*** Provided data Section Begins ***

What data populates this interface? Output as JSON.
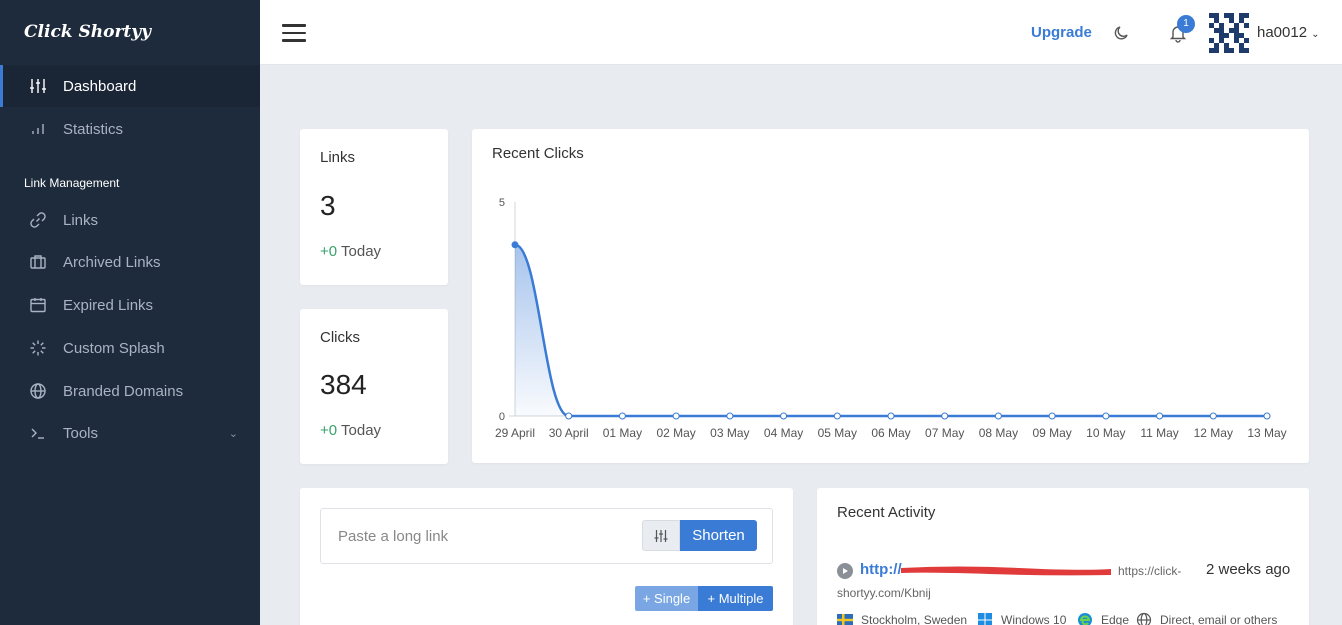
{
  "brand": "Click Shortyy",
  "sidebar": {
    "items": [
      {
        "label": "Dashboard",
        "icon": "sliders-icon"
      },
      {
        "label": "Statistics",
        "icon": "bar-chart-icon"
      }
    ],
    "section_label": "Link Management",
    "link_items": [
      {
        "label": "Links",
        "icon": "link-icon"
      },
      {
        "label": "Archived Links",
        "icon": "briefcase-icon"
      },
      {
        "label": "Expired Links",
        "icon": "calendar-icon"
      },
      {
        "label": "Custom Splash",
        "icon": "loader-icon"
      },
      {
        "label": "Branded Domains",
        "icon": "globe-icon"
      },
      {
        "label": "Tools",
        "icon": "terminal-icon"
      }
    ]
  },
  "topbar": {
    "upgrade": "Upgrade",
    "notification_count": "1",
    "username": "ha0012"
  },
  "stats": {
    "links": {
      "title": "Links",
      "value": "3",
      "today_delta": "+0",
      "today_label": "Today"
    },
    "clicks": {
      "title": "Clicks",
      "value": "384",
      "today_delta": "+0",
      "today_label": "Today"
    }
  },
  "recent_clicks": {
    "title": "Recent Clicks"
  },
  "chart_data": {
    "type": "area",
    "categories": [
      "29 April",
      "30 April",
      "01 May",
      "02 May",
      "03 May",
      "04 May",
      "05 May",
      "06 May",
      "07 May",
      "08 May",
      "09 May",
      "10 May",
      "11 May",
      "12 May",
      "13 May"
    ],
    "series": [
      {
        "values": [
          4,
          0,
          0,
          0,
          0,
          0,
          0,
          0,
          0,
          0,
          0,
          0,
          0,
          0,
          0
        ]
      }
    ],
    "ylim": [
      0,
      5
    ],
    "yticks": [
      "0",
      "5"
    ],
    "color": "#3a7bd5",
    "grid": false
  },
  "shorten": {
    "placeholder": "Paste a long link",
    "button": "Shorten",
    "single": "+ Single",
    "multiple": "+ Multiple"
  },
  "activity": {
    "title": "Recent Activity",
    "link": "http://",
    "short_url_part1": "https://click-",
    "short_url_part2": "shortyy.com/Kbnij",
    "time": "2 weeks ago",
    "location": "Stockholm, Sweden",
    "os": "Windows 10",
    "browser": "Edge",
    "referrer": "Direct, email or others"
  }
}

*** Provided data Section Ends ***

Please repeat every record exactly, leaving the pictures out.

_Answer box_:
What data populates this interface? Output as JSON.
{
  "brand": "Click Shortyy",
  "sidebar": {
    "items": [
      {
        "label": "Dashboard",
        "icon": "sliders-icon"
      },
      {
        "label": "Statistics",
        "icon": "bar-chart-icon"
      }
    ],
    "section_label": "Link Management",
    "link_items": [
      {
        "label": "Links",
        "icon": "link-icon"
      },
      {
        "label": "Archived Links",
        "icon": "briefcase-icon"
      },
      {
        "label": "Expired Links",
        "icon": "calendar-icon"
      },
      {
        "label": "Custom Splash",
        "icon": "loader-icon"
      },
      {
        "label": "Branded Domains",
        "icon": "globe-icon"
      },
      {
        "label": "Tools",
        "icon": "terminal-icon"
      }
    ]
  },
  "topbar": {
    "upgrade": "Upgrade",
    "notification_count": "1",
    "username": "ha0012"
  },
  "stats": {
    "links": {
      "title": "Links",
      "value": "3",
      "today_delta": "+0",
      "today_label": "Today"
    },
    "clicks": {
      "title": "Clicks",
      "value": "384",
      "today_delta": "+0",
      "today_label": "Today"
    }
  },
  "recent_clicks": {
    "title": "Recent Clicks"
  },
  "chart_data": {
    "type": "area",
    "categories": [
      "29 April",
      "30 April",
      "01 May",
      "02 May",
      "03 May",
      "04 May",
      "05 May",
      "06 May",
      "07 May",
      "08 May",
      "09 May",
      "10 May",
      "11 May",
      "12 May",
      "13 May"
    ],
    "series": [
      {
        "values": [
          4,
          0,
          0,
          0,
          0,
          0,
          0,
          0,
          0,
          0,
          0,
          0,
          0,
          0,
          0
        ]
      }
    ],
    "ylim": [
      0,
      5
    ],
    "yticks": [
      "0",
      "5"
    ],
    "color": "#3a7bd5",
    "grid": false
  },
  "shorten": {
    "placeholder": "Paste a long link",
    "button": "Shorten",
    "single": "+ Single",
    "multiple": "+ Multiple"
  },
  "activity": {
    "title": "Recent Activity",
    "link": "http://",
    "short_url_part1": "https://click-",
    "short_url_part2": "shortyy.com/Kbnij",
    "time": "2 weeks ago",
    "location": "Stockholm, Sweden",
    "os": "Windows 10",
    "browser": "Edge",
    "referrer": "Direct, email or others"
  }
}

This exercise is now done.